In the spring of 2000 we will be reclaiming the area around the Centre back to native prairie in hopes of encouraging ground squirrels and burrowing owls. This new area offer the opportunity for visitors to explore and learn about native prairie, experience our butterfly garden and maybe even feed some wildlife by hand.
If you would like to receive our newsletters and hear about “Living with Luna” or our upcoming plans and events, become a member of SBOIC. Membership fees are reasonable and the stories are memorable!
Telephone: (306) 692-8710
Wakamow Valley “the river of turns”
Nestled along the Moose Jaw River, this beautiful treed valley offers natural wonders that please the senses. The valley is home to a wide variety of trees, plants and animals, everything from marsh land to cactus growth, as well as an ideal home to thousands of species of wildlife. Located only minutes away from the centre of Moose Jaw, Western Development Museum, Historical Murals, Crescent Park and adjacent to the Wild Animal Park and River Park Campground, Wakamow Valley offers recreation and respite for all visitors, from weary travellers to city dwellers.
a series of parks, each with their own distinct character – areas of recreation facilities, heritage education, conservation, environmental clean-up and special events. Our primary purpose is to restore and protect the natural beauty of the river valley and create a pleasant park for use by citizens and visitors alike. Established to rejuvenate public lands within a 365 hectare river valley.
recreation facilities for individuals, families and groups, set in a beautiful natural environment. These facilities include picnic sites, barbecues, washrooms, shelter, fire pits and playgrounds.

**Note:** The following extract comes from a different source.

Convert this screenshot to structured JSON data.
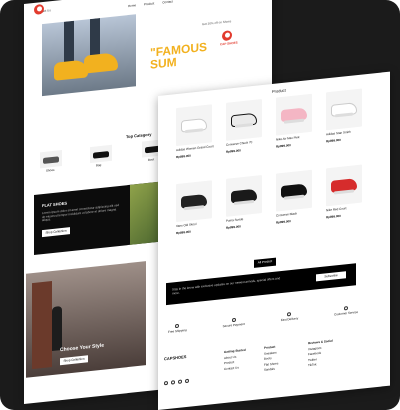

Throughout River Park, kilometers of paved trail provide a safe and scenic route for walking and cycling. Canoeing and rowing opportunities also abound at Plaxton’s Lake and canoe launch at Connor Park. Nearby camping facilities exist within the river valley.
A variety of special events are presented by Wakamow and various community groups ranging from winter activities to summer theatre programs, from official park openings to community open houses and from education programs to socials. In delivering their events, Wakamow works to promote variety thereby allowing our community spirit to show through.
our parks have come to mean many things to many people. The most striking feature within the park is the way they are being developed to insure that any new improvements enhance the valley’s natural environment. Wakamow strives to stabalize our grasslands and slopes, plant thousands of trees and protect our wildlife populations. To their ends, Wakamow has been generously supported by individuals, community groups such as Kiwanis, Kinsmen and Rotary Clubs, and businesses such as Trans-Canada Pipe Lines, Petro Canada, Clorox and Kalium Chemicals. Support has also been received from foundations such as The Devonion, Wildlife Habitat Canada and wildlife groups like the South Saskatchewan Wildlife Association.
Together we are determined to provide ongoing care and development for all our valley facilities. This will insure that the park will be there for the enjoyment of upcoming generations.
the “turn” in Plains Cree. The name, pronounced WALK-A-MAW. refers to the historic location in Kingsway Park where the river makes an abrupt turn from north to east. Early natives and settlers knew this area as the “elbow” or the “turn” of the Moose Jaw River.
Website Wakamow Valley Authority
P.O. Box 1266
276 Home Street East
Moose Jaw, Saskatchewan